After a hellish, day-long firefight on Saturday, the Thomas Fire calmed down overnight, with the smoke clearing overhead in places and the stars coming out very early Sunday morning.
Winds were just low enough for one night-flying helicopter to make water drops onto Montecito hot spots until about 12:30 a.m. It was being fed water from pump trucks at Viola Fields in Carpinteria, reported Alys Martinez of KEYT — which broadcast all night without commercials, as it had the weekend before.
The evacuation maps have not changed as of 8:30 a.m.
Incident commanders added 1,500 acres to the total burned the day before, a sum of 269,000 acres with any structure damage being assessed after the sun rose. All told, on Saturday there were 34 helicopters working the Thomas Fire, which stretches from the Ventura County city of Fillmore, back to Ojai’s Sespe, and roughly east of Gibraltar Road in Santa Barbara’s front country. The finger of fire closest to Montecito touches the Tea Fire outline near Mountain Drive and goes up to East Camino Cielo Road. As of last count, 8,529 firefighters are engaged in the battle, and the total cost has risen to $116 million.
About 100 fire engine crews were stationed to defend homes throughout Montecito overnight, with a couple dozen commanding officers. A lookout post and more engine crews dotted the east side of Mission Canyon in case winds threw the Thomas Fire over the ridge from the Rattlesnake drainage. Winds maxed out at 36 mph around 8:30 p.m., according to the Santa Barbara Botanic Garden weather station, then dropped into steady breezes that stayed in the teens. The weather station on Montecito Peak has stopped sending a signal, said Eric Boldt of the National Weather Service, apparently burned out by the fire flare-up on Saturday morning, its last report showing a 62 mph gust.
This map outlines the areas under evacuation as of 12:00 p.m. on Tuesday, December 19. Orange areas are under a mandatory evacuation order, while voluntary evacuation areas are in yellow. Click on the brackets in the top-right corner of the map to enlarge it.

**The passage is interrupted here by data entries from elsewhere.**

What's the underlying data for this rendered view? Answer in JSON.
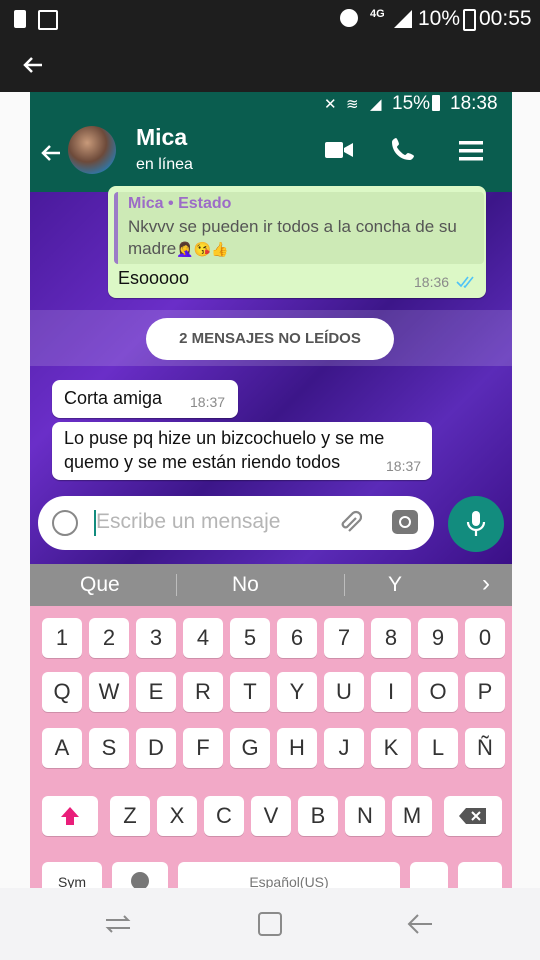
{
  "outer_status": {
    "network": "4G",
    "battery": "10%",
    "time": "00:55"
  },
  "inner_status": {
    "battery": "15%",
    "time": "18:38"
  },
  "chat_header": {
    "name": "Mica",
    "status": "en línea"
  },
  "quoted_message": {
    "author": "Mica • Estado",
    "text": "Nkvvv se pueden ir todos a la concha de su madre",
    "emojis": "🤦‍♀️😘👍"
  },
  "messages": [
    {
      "direction": "out",
      "text": "Esooooo",
      "time": "18:36"
    },
    {
      "direction": "in",
      "text": "Corta amiga",
      "time": "18:37"
    },
    {
      "direction": "in",
      "text_line1": "Lo puse pq hize un bizcochuelo y se me",
      "text_line2": "quemo y se me están riendo todos",
      "time": "18:37"
    }
  ],
  "unread_banner": "2 MENSAJES NO LEÍDOS",
  "composer": {
    "placeholder": "Escribe un mensaje"
  },
  "keyboard": {
    "suggestions": [
      "Que",
      "No",
      "Y"
    ],
    "row_numbers": [
      "1",
      "2",
      "3",
      "4",
      "5",
      "6",
      "7",
      "8",
      "9",
      "0"
    ],
    "row_1": [
      "Q",
      "W",
      "E",
      "R",
      "T",
      "Y",
      "U",
      "I",
      "O",
      "P"
    ],
    "row_2": [
      "A",
      "S",
      "D",
      "F",
      "G",
      "H",
      "J",
      "K",
      "L",
      "Ñ"
    ],
    "row_3": [
      "Z",
      "X",
      "C",
      "V",
      "B",
      "N",
      "M"
    ],
    "space_label": "Español(US)",
    "sym_label": "Sym"
  },
  "colors": {
    "whatsapp_header": "#0a5d4f",
    "accent_teal": "#128c7e",
    "chat_bg": "#4a1a9c",
    "keyboard_bg": "#f2a9c7",
    "shift_pink": "#e91e7a"
  }
}
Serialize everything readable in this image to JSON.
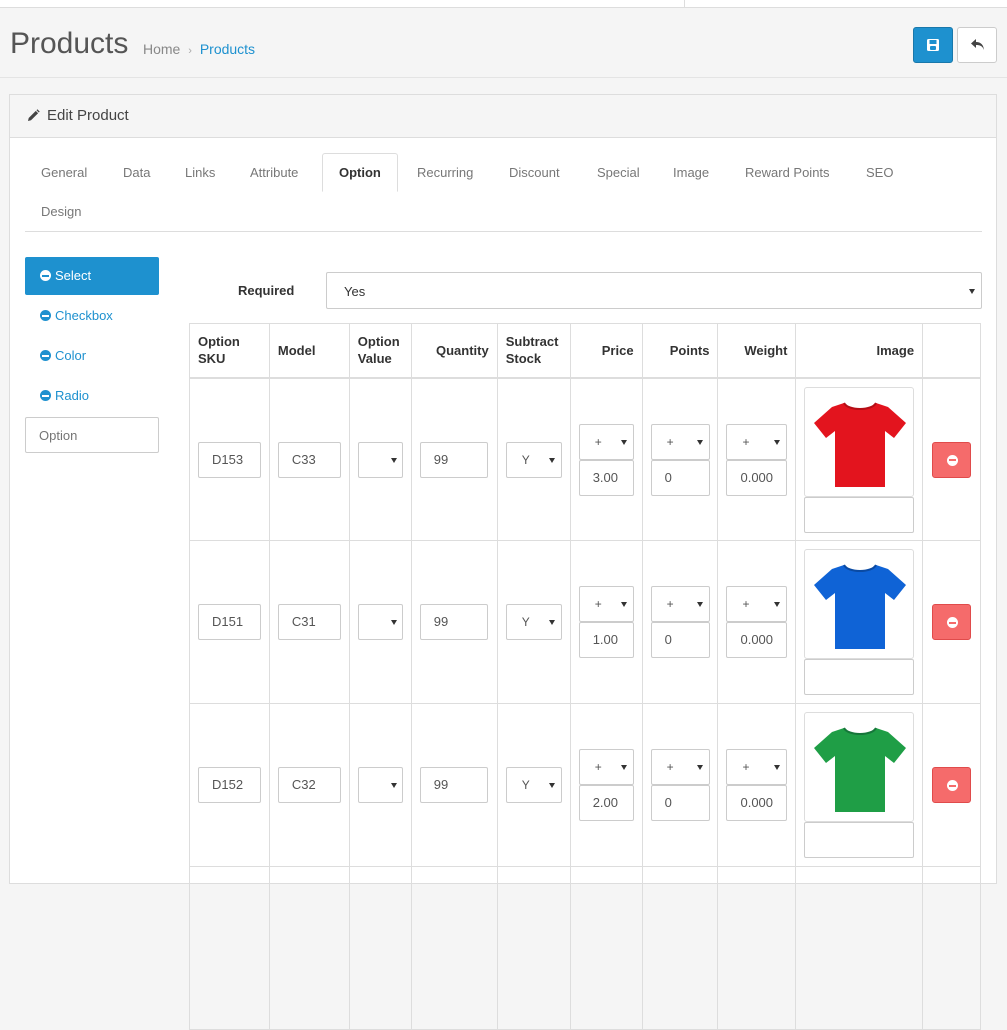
{
  "header": {
    "title": "Products",
    "breadcrumb": {
      "home": "Home",
      "separator": "›",
      "current": "Products"
    }
  },
  "panel": {
    "title": "Edit Product"
  },
  "tabs": [
    {
      "label": "General"
    },
    {
      "label": "Data"
    },
    {
      "label": "Links"
    },
    {
      "label": "Attribute"
    },
    {
      "label": "Option",
      "active": true
    },
    {
      "label": "Recurring"
    },
    {
      "label": "Discount"
    },
    {
      "label": "Special"
    },
    {
      "label": "Image"
    },
    {
      "label": "Reward Points"
    },
    {
      "label": "SEO"
    },
    {
      "label": "Design"
    }
  ],
  "option_types": [
    {
      "label": "Select",
      "active": true
    },
    {
      "label": "Checkbox"
    },
    {
      "label": "Color"
    },
    {
      "label": "Radio"
    }
  ],
  "option_input": {
    "placeholder": "Option"
  },
  "required": {
    "label": "Required",
    "value": "Yes"
  },
  "table": {
    "columns": {
      "sku_line1": "Option",
      "sku_line2": "SKU",
      "model": "Model",
      "value_line1": "Option",
      "value_line2": "Value",
      "quantity": "Quantity",
      "subtract_line1": "Subtract",
      "subtract_line2": "Stock",
      "price": "Price",
      "points": "Points",
      "weight": "Weight",
      "image": "Image"
    },
    "rows": [
      {
        "sku": "D153",
        "model": "C33",
        "option_value": "",
        "quantity": "99",
        "subtract": "Y",
        "price_prefix": "+",
        "price": "3.00",
        "points_prefix": "+",
        "points": "0",
        "weight_prefix": "+",
        "weight": "0.000",
        "image_color": "#e3141e",
        "image_icon": "red-tshirt-image"
      },
      {
        "sku": "D151",
        "model": "C31",
        "option_value": "",
        "quantity": "99",
        "subtract": "Y",
        "price_prefix": "+",
        "price": "1.00",
        "points_prefix": "+",
        "points": "0",
        "weight_prefix": "+",
        "weight": "0.000",
        "image_color": "#0f63d6",
        "image_icon": "blue-tshirt-image"
      },
      {
        "sku": "D152",
        "model": "C32",
        "option_value": "",
        "quantity": "99",
        "subtract": "Y",
        "price_prefix": "+",
        "price": "2.00",
        "points_prefix": "+",
        "points": "0",
        "weight_prefix": "+",
        "weight": "0.000",
        "image_color": "#1f9e46",
        "image_icon": "green-tshirt-image"
      }
    ]
  },
  "colors": {
    "primary": "#1e91cf",
    "danger": "#f56b6b"
  }
}
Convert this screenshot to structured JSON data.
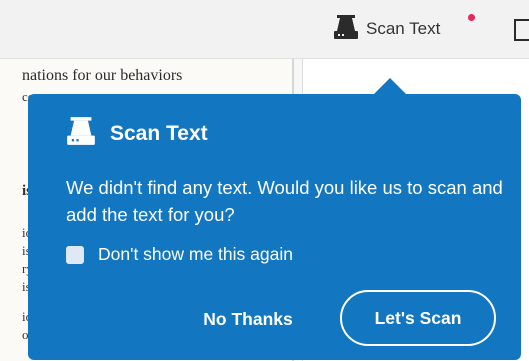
{
  "toolbar": {
    "scan_text_label": "Scan Text",
    "notification_color": "#e8285a"
  },
  "document": {
    "visible_line": "nations for our behaviors",
    "margin_fragments": [
      "co",
      "is",
      "io",
      "is",
      "ry",
      "is",
      "io",
      "o"
    ]
  },
  "popover": {
    "title": "Scan Text",
    "message": "We didn't find any text. Would you like us to scan and add the text for you?",
    "checkbox_label": "Don't show me this again",
    "checkbox_checked": false,
    "secondary_button": "No Thanks",
    "primary_button": "Let's Scan",
    "background_color": "#1276c1"
  }
}
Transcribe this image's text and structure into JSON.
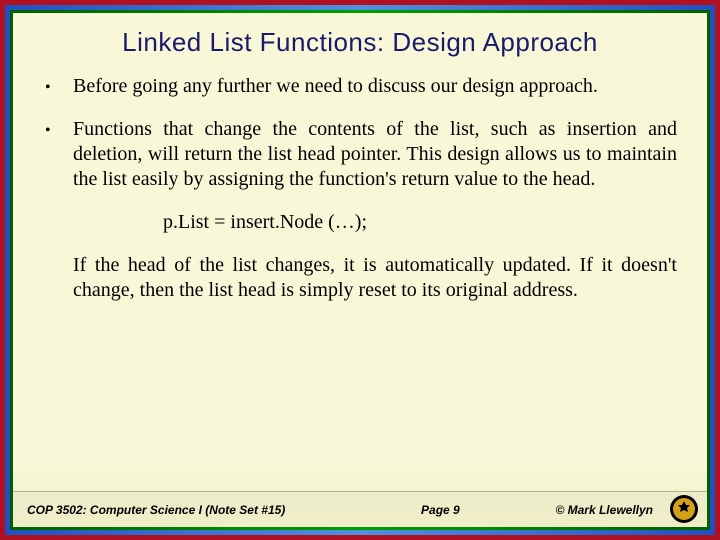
{
  "title": "Linked List Functions: Design Approach",
  "bullets": [
    {
      "marker": "•",
      "text": "Before going any further we need to discuss our design approach."
    },
    {
      "marker": "•",
      "text": "Functions that change the contents of the list, such as insertion and deletion, will return the list head pointer. This design allows us to maintain the list easily by assigning the function's return value to the head."
    }
  ],
  "code": "p.List = insert.Node (…);",
  "after": "If the head of the list changes, it is automatically updated.  If it doesn't change, then the list head is simply reset to its original address.",
  "footer": {
    "left": "COP 3502: Computer Science I (Note Set #15)",
    "center": "Page 9",
    "right": "© Mark Llewellyn"
  }
}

The helicopters were back on the job by daybreak, shuttling retardant and water drops across the front country. The engine crews are on 24-hour shifts, said incident spokesperson Rick Crawford, who is a captain with a Los Angeles fire agency, and remain in driveways and along roads.
Mike Eliason/Santa Barbara County Fire Department